January 13, 2023

What Do I Want to Be When I Grow Up?

Jacob Ormsby, MD, MBA

Jacob Ormsby, MD, MBASomething I continue to ask myself is, “What do I want to be when I grow up?”. This may sound weird as I’ve already finished medical school, decided to pursue radiology with a focus on neuroradiology and I’m now in academics. I have my whole career ahead of me! Perhaps what I’m truly asking is, “What do I want my journey to look like?” And now I’d like us all to consider that we always have room for growth.

To begin answering these questions, we can explore a variety of resources. One of the best resources are the people around us — those who’ve walked the path before us and others who’ve posed the same questions. These individuals often appear in three different capacities — as a coach, mentor or sponsor. While these roles sound similar, they serve different purposes.

A coach is someone who helps evaluate you and your actions, providing feedback, and hopefully continuing to push you toward your maximum capacity to help unlock your full potential. A mentor is someone who gives you advice and to whom you can ask, “How would you approach this problem?” or “How would you handle this situation?” A sponsor is someone willing to be your cheerleader, a person who might say, “Hey, I know someone who would be great for this task.”
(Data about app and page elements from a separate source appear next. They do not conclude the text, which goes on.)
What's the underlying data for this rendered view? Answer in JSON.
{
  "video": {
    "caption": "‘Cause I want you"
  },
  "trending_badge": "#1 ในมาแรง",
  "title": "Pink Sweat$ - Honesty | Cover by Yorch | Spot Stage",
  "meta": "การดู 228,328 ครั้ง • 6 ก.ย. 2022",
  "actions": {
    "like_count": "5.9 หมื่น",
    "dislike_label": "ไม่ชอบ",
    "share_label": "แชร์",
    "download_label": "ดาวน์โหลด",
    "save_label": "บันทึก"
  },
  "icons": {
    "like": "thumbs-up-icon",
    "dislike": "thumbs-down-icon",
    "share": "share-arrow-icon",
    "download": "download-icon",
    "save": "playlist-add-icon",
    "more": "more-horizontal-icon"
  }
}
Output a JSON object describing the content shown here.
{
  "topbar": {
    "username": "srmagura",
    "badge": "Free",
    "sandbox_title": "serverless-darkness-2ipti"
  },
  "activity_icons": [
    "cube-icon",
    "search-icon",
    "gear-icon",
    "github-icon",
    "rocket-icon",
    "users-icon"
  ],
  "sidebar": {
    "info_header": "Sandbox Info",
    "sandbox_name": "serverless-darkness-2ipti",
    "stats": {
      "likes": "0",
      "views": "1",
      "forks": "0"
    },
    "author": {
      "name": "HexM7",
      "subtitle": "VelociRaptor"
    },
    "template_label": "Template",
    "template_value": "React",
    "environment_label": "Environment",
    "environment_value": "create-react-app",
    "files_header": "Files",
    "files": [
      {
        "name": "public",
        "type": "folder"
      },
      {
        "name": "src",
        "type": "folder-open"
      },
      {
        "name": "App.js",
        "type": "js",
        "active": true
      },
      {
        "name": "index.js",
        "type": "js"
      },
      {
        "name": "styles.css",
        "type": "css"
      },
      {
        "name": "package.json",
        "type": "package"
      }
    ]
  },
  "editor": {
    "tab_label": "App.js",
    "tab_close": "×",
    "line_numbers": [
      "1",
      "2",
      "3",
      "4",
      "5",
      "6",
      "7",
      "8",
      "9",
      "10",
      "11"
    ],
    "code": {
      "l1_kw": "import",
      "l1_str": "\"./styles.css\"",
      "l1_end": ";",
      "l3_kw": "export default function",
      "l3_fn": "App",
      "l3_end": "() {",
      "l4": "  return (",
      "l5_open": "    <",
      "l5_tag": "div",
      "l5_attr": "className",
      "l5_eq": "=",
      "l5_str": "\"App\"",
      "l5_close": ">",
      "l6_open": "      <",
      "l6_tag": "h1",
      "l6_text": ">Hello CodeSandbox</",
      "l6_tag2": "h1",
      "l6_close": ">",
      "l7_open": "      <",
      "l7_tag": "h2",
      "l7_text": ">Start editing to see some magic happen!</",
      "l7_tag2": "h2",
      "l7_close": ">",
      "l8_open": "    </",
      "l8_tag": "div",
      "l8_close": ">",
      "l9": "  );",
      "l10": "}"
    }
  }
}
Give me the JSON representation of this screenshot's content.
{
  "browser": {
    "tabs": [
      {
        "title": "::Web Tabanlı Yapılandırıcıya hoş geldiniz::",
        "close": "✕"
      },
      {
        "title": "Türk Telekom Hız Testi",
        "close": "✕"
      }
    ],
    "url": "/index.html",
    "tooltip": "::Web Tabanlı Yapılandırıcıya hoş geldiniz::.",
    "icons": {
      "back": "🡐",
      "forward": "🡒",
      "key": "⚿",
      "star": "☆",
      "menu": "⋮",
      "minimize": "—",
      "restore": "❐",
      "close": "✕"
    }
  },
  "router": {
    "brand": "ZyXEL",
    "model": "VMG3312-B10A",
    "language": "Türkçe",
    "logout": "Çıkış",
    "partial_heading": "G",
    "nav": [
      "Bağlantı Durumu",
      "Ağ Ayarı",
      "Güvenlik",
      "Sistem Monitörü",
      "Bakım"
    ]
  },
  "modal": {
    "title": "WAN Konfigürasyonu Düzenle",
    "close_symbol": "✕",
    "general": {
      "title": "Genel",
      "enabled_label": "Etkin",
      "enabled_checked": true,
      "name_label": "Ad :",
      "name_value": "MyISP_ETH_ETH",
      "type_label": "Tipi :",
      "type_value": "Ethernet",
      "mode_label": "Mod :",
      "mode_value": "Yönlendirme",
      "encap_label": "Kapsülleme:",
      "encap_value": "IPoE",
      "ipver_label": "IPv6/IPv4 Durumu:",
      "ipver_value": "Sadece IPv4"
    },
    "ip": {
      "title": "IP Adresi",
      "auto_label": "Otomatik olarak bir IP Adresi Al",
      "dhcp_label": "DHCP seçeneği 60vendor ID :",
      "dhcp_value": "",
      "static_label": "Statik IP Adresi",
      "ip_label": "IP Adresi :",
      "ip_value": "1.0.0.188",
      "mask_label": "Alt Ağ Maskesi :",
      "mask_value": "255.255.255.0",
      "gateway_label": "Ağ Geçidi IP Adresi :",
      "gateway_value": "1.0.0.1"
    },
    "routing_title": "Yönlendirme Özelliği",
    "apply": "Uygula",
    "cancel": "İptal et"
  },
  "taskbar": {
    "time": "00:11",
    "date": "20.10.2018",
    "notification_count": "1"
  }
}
The same person could fulfill all three roles, but not necessarily. And it’s plausible that several people could also fill each role. Furthermore, their support doesn’t need to be formal, but I would argue that they need to be effective. If at any time you feel they aren’t helping you on your journey, it’s acceptable to look elsewhere.

Another resource is yourself and personal reflection. Assess your opportunities and see what you can bring to the table, consider how various prospects can propel your next steps and select the ones that you will actually enjoy. When you’re not sure about the opportunity, it’s ok to just say, “Yes” early in your career. Equally, you don’t have to agree to everything. In fact, “No” is a powerful word!

It’s also wise to get into the habit of creating annual goals and determining next steps. One mnemonic I prefer is S.M.A.R.T. goals. With it, you can make sure your goals are: Specific, Measurable, Achievable, Realistic and Timely. Using this mindset, you are more likely to succeed in achieving your goals.

Now I ask the preliminary question again, “What do I want to be when I grow up?”. I hope the resources above help you all find the answer!